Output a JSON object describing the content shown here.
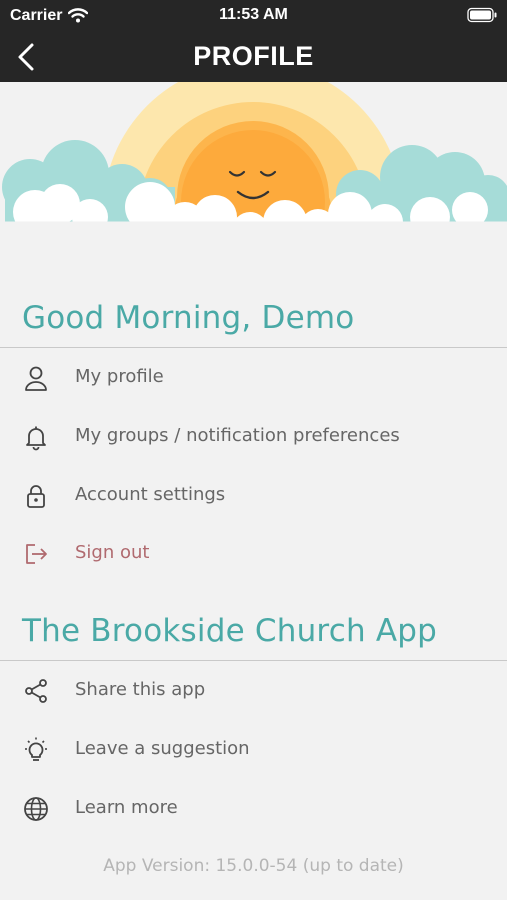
{
  "status_bar": {
    "carrier": "Carrier",
    "time": "11:53 AM"
  },
  "header": {
    "title": "PROFILE"
  },
  "greeting_section": {
    "title": "Good Morning, Demo",
    "items": [
      {
        "label": "My profile",
        "icon": "person-icon"
      },
      {
        "label": "My groups / notification preferences",
        "icon": "bell-icon"
      },
      {
        "label": "Account settings",
        "icon": "lock-icon"
      },
      {
        "label": "Sign out",
        "icon": "sign-out-icon"
      }
    ]
  },
  "app_section": {
    "title": "The Brookside Church App",
    "items": [
      {
        "label": "Share this app",
        "icon": "share-icon"
      },
      {
        "label": "Leave a suggestion",
        "icon": "lightbulb-icon"
      },
      {
        "label": "Learn more",
        "icon": "globe-icon"
      }
    ]
  },
  "version": "App Version: 15.0.0-54 (up to date)",
  "colors": {
    "accent": "#4aa9a6",
    "signout": "#b06a6f",
    "bar": "#262626"
  }
}
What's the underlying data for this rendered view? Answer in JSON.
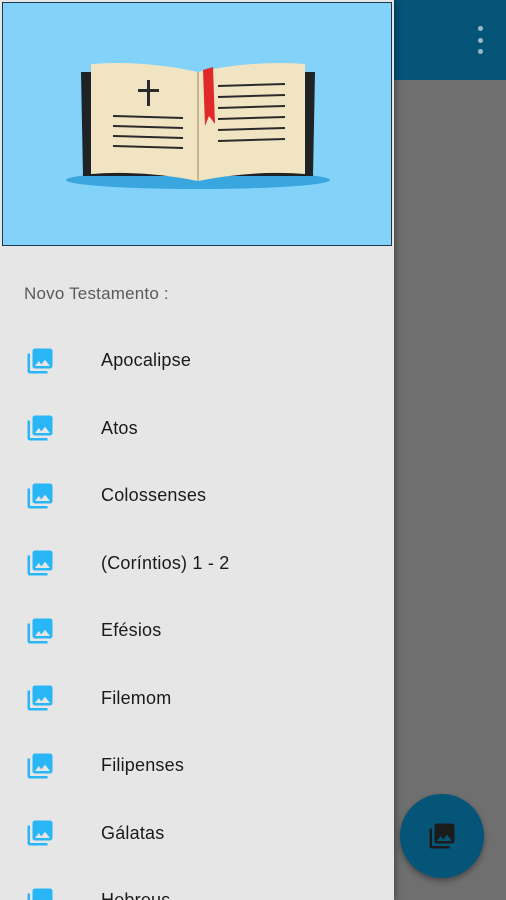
{
  "app": {
    "overflow_icon": "more-vert-icon",
    "fab_icon": "photo-library-icon",
    "colors": {
      "appbar": "#045578",
      "scrim": "#6f6f6f",
      "drawer_bg": "#e6e6e6",
      "header_bg": "#82d2f9",
      "icon_accent": "#29b6f6"
    }
  },
  "drawer": {
    "header_image": "open-bible-illustration",
    "section_title": "Novo Testamento :",
    "items": [
      {
        "label": "Apocalipse",
        "icon": "photo-library-icon"
      },
      {
        "label": "Atos",
        "icon": "photo-library-icon"
      },
      {
        "label": "Colossenses",
        "icon": "photo-library-icon"
      },
      {
        "label": "(Coríntios) 1 - 2",
        "icon": "photo-library-icon"
      },
      {
        "label": "Efésios",
        "icon": "photo-library-icon"
      },
      {
        "label": "Filemom",
        "icon": "photo-library-icon"
      },
      {
        "label": "Filipenses",
        "icon": "photo-library-icon"
      },
      {
        "label": "Gálatas",
        "icon": "photo-library-icon"
      },
      {
        "label": "Hebreus",
        "icon": "photo-library-icon"
      }
    ]
  }
}
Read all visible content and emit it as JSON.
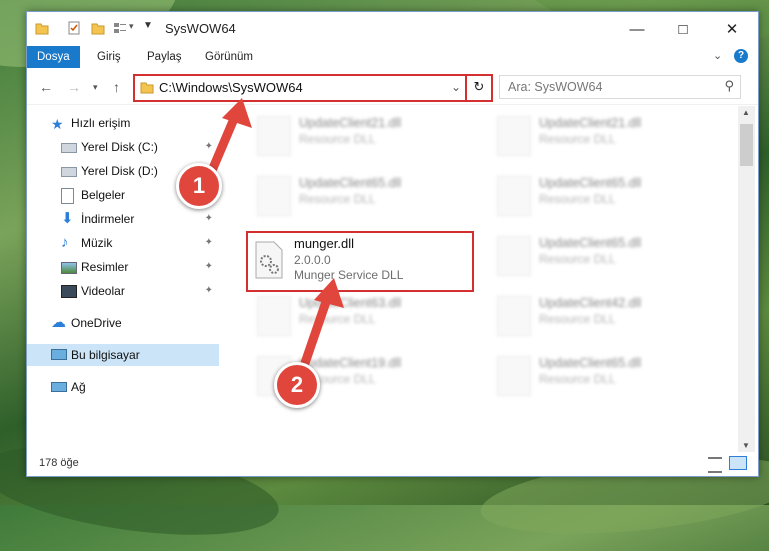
{
  "window": {
    "title": "SysWOW64"
  },
  "ribbon": {
    "tabs": [
      {
        "label": "Dosya",
        "active": true
      },
      {
        "label": "Giriş",
        "active": false
      },
      {
        "label": "Paylaş",
        "active": false
      },
      {
        "label": "Görünüm",
        "active": false
      }
    ]
  },
  "address": {
    "path": "C:\\Windows\\SysWOW64"
  },
  "search": {
    "placeholder": "Ara: SysWOW64"
  },
  "nav": {
    "quick_access": "Hızlı erişim",
    "items": [
      {
        "label": "Yerel Disk (C:)",
        "icon": "drive-icon"
      },
      {
        "label": "Yerel Disk (D:)",
        "icon": "drive-icon"
      },
      {
        "label": "Belgeler",
        "icon": "documents-icon"
      },
      {
        "label": "İndirmeler",
        "icon": "downloads-icon"
      },
      {
        "label": "Müzik",
        "icon": "music-icon"
      },
      {
        "label": "Resimler",
        "icon": "pictures-icon"
      },
      {
        "label": "Videolar",
        "icon": "videos-icon"
      }
    ],
    "onedrive": "OneDrive",
    "this_pc": "Bu bilgisayar",
    "network": "Ağ"
  },
  "files": {
    "left": [
      {
        "name": "UpdateClient21.dll",
        "desc": "Resource DLL"
      },
      {
        "name": "UpdateClient65.dll",
        "desc": "Resource DLL"
      },
      {
        "name": "UpdateClient63.dll",
        "desc": "Resource DLL"
      },
      {
        "name": "UpdateClient19.dll",
        "desc": "Resource DLL"
      }
    ],
    "right": [
      {
        "name": "UpdateClient21.dll",
        "desc": "Resource DLL"
      },
      {
        "name": "UpdateClient65.dll",
        "desc": "Resource DLL"
      },
      {
        "name": "UpdateClient65.dll",
        "desc": "Resource DLL"
      },
      {
        "name": "UpdateClient42.dll",
        "desc": "Resource DLL"
      },
      {
        "name": "UpdateClient65.dll",
        "desc": "Resource DLL"
      }
    ],
    "highlighted": {
      "name": "munger.dll",
      "version": "2.0.0.0",
      "desc": "Munger Service DLL"
    }
  },
  "status": {
    "count": "178 öğe"
  },
  "annotations": {
    "step1": "1",
    "step2": "2"
  },
  "colors": {
    "accent": "#1979ca",
    "highlight": "#d32f2f"
  }
}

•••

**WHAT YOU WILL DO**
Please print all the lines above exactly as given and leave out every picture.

**OUTPUT OF THE TASK**
Output a JSON object describing the content shown here.
{
  "status_bar": {
    "carrier": "Carrier",
    "time": "11:53 AM"
  },
  "header": {
    "title": "PROFILE"
  },
  "greeting_section": {
    "title": "Good Morning, Demo",
    "items": [
      {
        "label": "My profile",
        "icon": "person-icon"
      },
      {
        "label": "My groups / notification preferences",
        "icon": "bell-icon"
      },
      {
        "label": "Account settings",
        "icon": "lock-icon"
      },
      {
        "label": "Sign out",
        "icon": "sign-out-icon"
      }
    ]
  },
  "app_section": {
    "title": "The Brookside Church App",
    "items": [
      {
        "label": "Share this app",
        "icon": "share-icon"
      },
      {
        "label": "Leave a suggestion",
        "icon": "lightbulb-icon"
      },
      {
        "label": "Learn more",
        "icon": "globe-icon"
      }
    ]
  },
  "version": "App Version: 15.0.0-54 (up to date)",
  "colors": {
    "accent": "#4aa9a6",
    "signout": "#b06a6f",
    "bar": "#262626"
  }
}
What's the underlying data for this rendered view? Answer in JSON.
{
  "app": {
    "overflow_icon": "more-vert-icon",
    "fab_icon": "photo-library-icon",
    "colors": {
      "appbar": "#045578",
      "scrim": "#6f6f6f",
      "drawer_bg": "#e6e6e6",
      "header_bg": "#82d2f9",
      "icon_accent": "#29b6f6"
    }
  },
  "drawer": {
    "header_image": "open-bible-illustration",
    "section_title": "Novo Testamento :",
    "items": [
      {
        "label": "Apocalipse",
        "icon": "photo-library-icon"
      },
      {
        "label": "Atos",
        "icon": "photo-library-icon"
      },
      {
        "label": "Colossenses",
        "icon": "photo-library-icon"
      },
      {
        "label": "(Coríntios) 1 - 2",
        "icon": "photo-library-icon"
      },
      {
        "label": "Efésios",
        "icon": "photo-library-icon"
      },
      {
        "label": "Filemom",
        "icon": "photo-library-icon"
      },
      {
        "label": "Filipenses",
        "icon": "photo-library-icon"
      },
      {
        "label": "Gálatas",
        "icon": "photo-library-icon"
      },
      {
        "label": "Hebreus",
        "icon": "photo-library-icon"
      }
    ]
  }
}
Read all visible content and emit it as JSON.
{
  "window": {
    "title": "SysWOW64"
  },
  "ribbon": {
    "tabs": [
      {
        "label": "Dosya",
        "active": true
      },
      {
        "label": "Giriş",
        "active": false
      },
      {
        "label": "Paylaş",
        "active": false
      },
      {
        "label": "Görünüm",
        "active": false
      }
    ]
  },
  "address": {
    "path": "C:\\Windows\\SysWOW64"
  },
  "search": {
    "placeholder": "Ara: SysWOW64"
  },
  "nav": {
    "quick_access": "Hızlı erişim",
    "items": [
      {
        "label": "Yerel Disk (C:)",
        "icon": "drive-icon"
      },
      {
        "label": "Yerel Disk (D:)",
        "icon": "drive-icon"
      },
      {
        "label": "Belgeler",
        "icon": "documents-icon"
      },
      {
        "label": "İndirmeler",
        "icon": "downloads-icon"
      },
      {
        "label": "Müzik",
        "icon": "music-icon"
      },
      {
        "label": "Resimler",
        "icon": "pictures-icon"
      },
      {
        "label": "Videolar",
        "icon": "videos-icon"
      }
    ],
    "onedrive": "OneDrive",
    "this_pc": "Bu bilgisayar",
    "network": "Ağ"
  },
  "files": {
    "left": [
      {
        "name": "UpdateClient21.dll",
        "desc": "Resource DLL"
      },
      {
        "name": "UpdateClient65.dll",
        "desc": "Resource DLL"
      },
      {
        "name": "UpdateClient63.dll",
        "desc": "Resource DLL"
      },
      {
        "name": "UpdateClient19.dll",
        "desc": "Resource DLL"
      }
    ],
    "right": [
      {
        "name": "UpdateClient21.dll",
        "desc": "Resource DLL"
      },
      {
        "name": "UpdateClient65.dll",
        "desc": "Resource DLL"
      },
      {
        "name": "UpdateClient65.dll",
        "desc": "Resource DLL"
      },
      {
        "name": "UpdateClient42.dll",
        "desc": "Resource DLL"
      },
      {
        "name": "UpdateClient65.dll",
        "desc": "Resource DLL"
      }
    ],
    "highlighted": {
      "name": "munger.dll",
      "version": "2.0.0.0",
      "desc": "Munger Service DLL"
    }
  },
  "status": {
    "count": "178 öğe"
  },
  "annotations": {
    "step1": "1",
    "step2": "2"
  },
  "colors": {
    "accent": "#1979ca",
    "highlight": "#d32f2f"
  }
}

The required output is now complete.